    I love that you posted this today, because just this morning I wrote about my dilemma regarding a half marathon I’d like to run. I feel I can run a half marathon, but not a perfect half marathon – a “perfect” half-marathon being one completed within a particular self-assessed time limit.

    I know I can run the distance at a slower, more enjoyable speed…but I fear that I will be dissatisfied with myself. So instead I’ve been pondering not even running. And this post was wonderfully timely, because I think I now have my answer 🙂

    So thank you!

  • Becky Hunter

    An update on being an imperfectionist: Day 1: I spent the whole day avoiding my essay, doing every other spare task under the sun, and getting more and more nervous about the essay… I started it an hour ago… I’m REALLY enjoying it 🙂 Can anyone tell me why it took me a whole day to work up to it? And offer any advice on how to get started earlier? Is it just a case of setting a timer as Christine suggests?

    Also, working in academia, maybe I need to be as perfect and precise as an airline pilot?

  • Paula

    Talk about timely! My lovely friend Karen just gave me a link to this and it is me to a T!! Recently I can never get started on anything because I have to do it perfectly! So I am going to do 55 mins of uninterrupted kitchen-based housework, starting NOW!! Thanks Christine!!

  • Mindful Mimi

    I love being an imperfectionist. The fun thing about that is that I get things done and people actually (often) think they are great, perfect even 🙂
    Thanks for a reminder of that. I will go ahead and write an imperfect blog post now.

  • Piper

    This post is perfect timing for me!! And I love the name imperfectionist. I’ve been trying to get past being a perfectionist for years…it’s amazing how immobilizing it can be. I love your list…definitely need to try this out!!

  • Marie

    Great post! I have to do this. I can imperfectly write, cook, do yoga, exercise etc. but I am TERRIFIED of my art supplies. I’ve always been more of a word person than visual arts person, but I still want to play with them – but I never “play” with anything anymore. Sounds like I need to indulge my desire to play with all of those neat colors and brushes and pencils and not care one bit what comes out of it.

  • Denise

    This article totally reasonates with me. I have considered myself a recovering perfectionist for years…I’m excited to adopt this new title of imperfectionist. Love it!!!

  • Becky Hunter

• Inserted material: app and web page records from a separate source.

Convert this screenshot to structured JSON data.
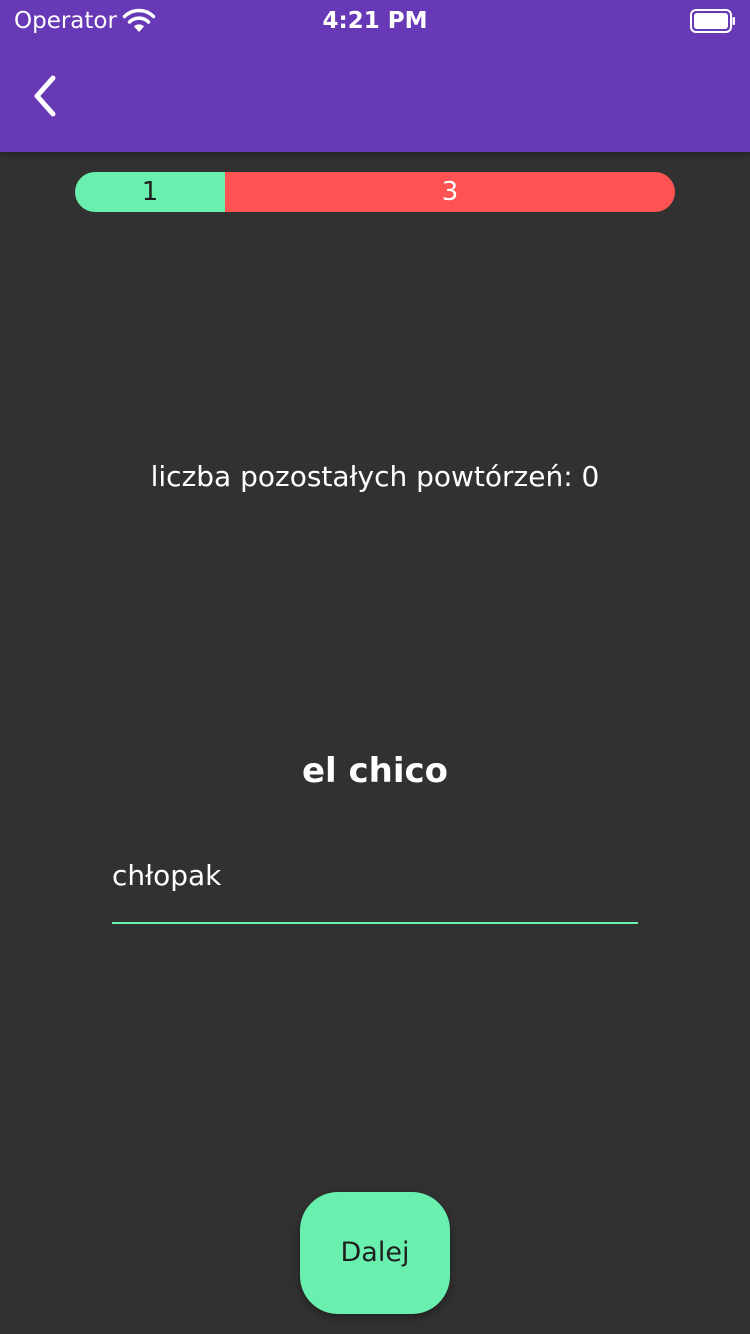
{
  "colors": {
    "accent": "#6739b6",
    "background": "#313131",
    "correct": "#69f0ae",
    "incorrect": "#ff5252"
  },
  "status_bar": {
    "carrier": "Operator",
    "time": "4:21 PM",
    "icons": [
      "wifi-icon",
      "battery-icon"
    ]
  },
  "app_bar": {
    "back_icon": "chevron-left-icon"
  },
  "progress": {
    "correct_count": "1",
    "incorrect_count": "3",
    "correct_fraction": 0.25
  },
  "quiz": {
    "remaining_label": "liczba pozostałych powtórzeń: 0",
    "word": "el chico",
    "answer_value": "chłopak",
    "next_label": "Dalej"
  }
}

    ps – Joy, I just peeked at your website and it is very cool and inspiring, well done for being an imperfectionist!

  • Becky Hunter

    This is perfect timing and well written, thanks Christine! As I commented the other day I JUST started drawing again (I went to a top London art school and now I’m too afraid to draw, go figure), just a portrait of a friend but it’s a start. Now I need to imperfectly do some reading and writing for an essay I’ve been putting off. Thanks for the nudge 🙂

    I would add… you might need to become an imperfectionist if you spend more than one hour a day tinkering unnecessarily with your website/reading blog stats/tweeting about said tinkering (that’s my secret procrastination shame!)

    Becky x

  • Joy Tanksley

    Hello. My name is Joy and I’m a recovering perfectionist.

    Christine, I’ll have you know that your e-zine article on imperfectionism a whie back hit me so hard that I started a blog (that I had been putting off for years) almost immediatly. It is SO MUCH FUN to be a imperfectionist! WOO HOO!

  • Viv McWaters

    Yay! I love this term ‘imperfectionist’. It reminds me of my favourite quote at the moment by friend and theatre director, David Robinson, “Put down your clever and pick up your ordinary”. We talk about this in a podcast on the tyranny of excellence

  • Sidney

    I’m getting better at this over time. My mantra lately has become: finished is better than perfect. Thanks for the encouragement!